- If you can’t create a larger apartment, make a smaller one seem larger. Can your galley kitchen be reconfigured to create an open concept? If so, use the same flooring from the threshold to the exterior wall, preferably wood or laminate, with the lines going lengthwise to make the rooms appear longer. Eliminate soffits, and bring kitchen cupboards up to the ceiling to make the ceiling appear higher.
- Purchase a mailing list of single households that would feel very comfortable in a one-bedroom apartment, and focus your efforts on this niche.
- Host events, such as “Small Living, Big Life,” and feature the breadth of your cultural arts programming. Have current residents share how they live a big life at your community.
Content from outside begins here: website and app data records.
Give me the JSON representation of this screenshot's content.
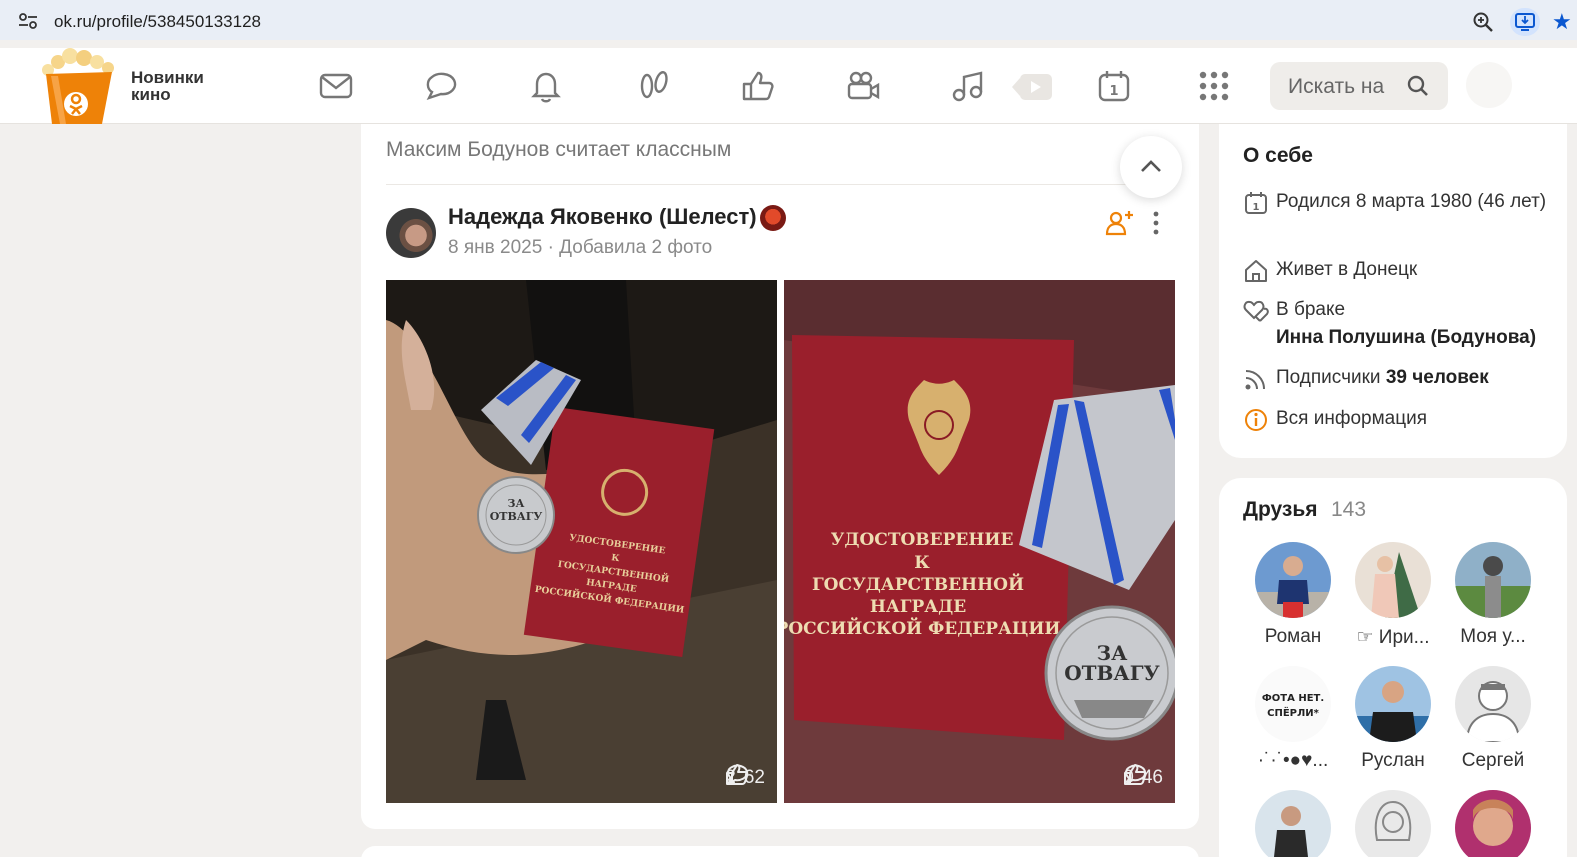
{
  "browser": {
    "url": "ok.ru/profile/538450133128",
    "icons": [
      "tune-icon",
      "zoom-icon",
      "install-app-icon",
      "bookmark-star-icon"
    ]
  },
  "header": {
    "logo_caption_line1": "Новинки",
    "logo_caption_line2": "кино",
    "nav_icons": [
      "messages-icon",
      "discussions-icon",
      "notifications-icon",
      "guests-icon",
      "events-like-icon",
      "video-camera-icon",
      "music-icon",
      "video-icon",
      "calendar-icon",
      "apps-grid-icon"
    ],
    "search_placeholder": "Искать на"
  },
  "feed": {
    "context": "Максим Бодунов считает классным",
    "post": {
      "author": "Надежда Яковенко (Шелест)",
      "date": "8 янв 2025",
      "separator": "·",
      "action": "Добавила 2 фото",
      "photos": [
        {
          "comments": "2",
          "likes": "62",
          "medal_text_1": "ЗА",
          "medal_text_2": "ОТВАГУ",
          "doc_text": [
            "УДОСТОВЕРЕНИЕ",
            "К",
            "ГОСУДАРСТВЕННОЙ",
            "НАГРАДЕ",
            "РОССИЙСКОЙ ФЕДЕРАЦИИ"
          ]
        },
        {
          "comments": "0",
          "likes": "46",
          "medal_text_1": "ЗА",
          "medal_text_2": "ОТВАГУ",
          "doc_text": [
            "УДОСТОВЕРЕНИЕ",
            "К",
            "ГОСУДАРСТВЕННОЙ",
            "НАГРАДЕ",
            "РОССИЙСКОЙ ФЕДЕРАЦИИ"
          ]
        }
      ]
    }
  },
  "about": {
    "title": "О себе",
    "born": "Родился 8 марта 1980 (46 лет)",
    "lives": "Живет в Донецк",
    "marital": "В браке",
    "spouse": "Инна Полушина (Бодунова)",
    "followers_label": "Подписчики",
    "followers_value": "39 человек",
    "all_info": "Вся информация"
  },
  "friends": {
    "title": "Друзья",
    "count": "143",
    "items": [
      {
        "name": "Роман"
      },
      {
        "name": "☞ Ири..."
      },
      {
        "name": "Моя у..."
      },
      {
        "name": "·˙·˙•●♥..."
      },
      {
        "name": "Руслан"
      },
      {
        "name": "Сергей"
      },
      {
        "name": ""
      },
      {
        "name": ""
      },
      {
        "name": ""
      }
    ],
    "sticker_text_1": "ФОТА НЕТ.",
    "sticker_text_2": "СПЁРЛИ*"
  },
  "colors": {
    "accent": "#ee8208",
    "background": "#f2f0ee",
    "browser_bar": "#e9eef6",
    "doc_red": "#9a1f2c"
  }
}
3. Be creative with policies
If you have strict policies, loosening them could help fill more units:
- Rent apartments to snowbirds. When they no longer migrate seasonally, they could become permanent residents.
- Does your community allow pets? Or is there a current policy dictating that pets need to be under 25 pounds and live on the first floor only? A 10-year-old golden retriever will sleep all day and not bother anyone. People will not get rid of their furry companion to live at your community! Forget about the one-bedroom with den, and market a one-bedroom with dog!
4. Get back to the basics
We can all fall into a routine and give the same canned presentation to everyone we meet, with little results. Dust off the sales training manuals, and follow their advice:
- Improve your discovery skills so that you are getting to what the prospect truly values in life.
- Present your community in a way that connects with those personal values.
- Practice solving commonly heard objections.
- Always ask for a commitment, whether it be a decision on the apartment, lunch next Thursday or a call in two weeks. Get the prospect to say, “Yes”!
We hope that these strategies help you fill that last 10 percent! If you have questions about your community’s specific occupancy challenges, I’d be happy to help. Please contact me at firstname.lastname@example.org.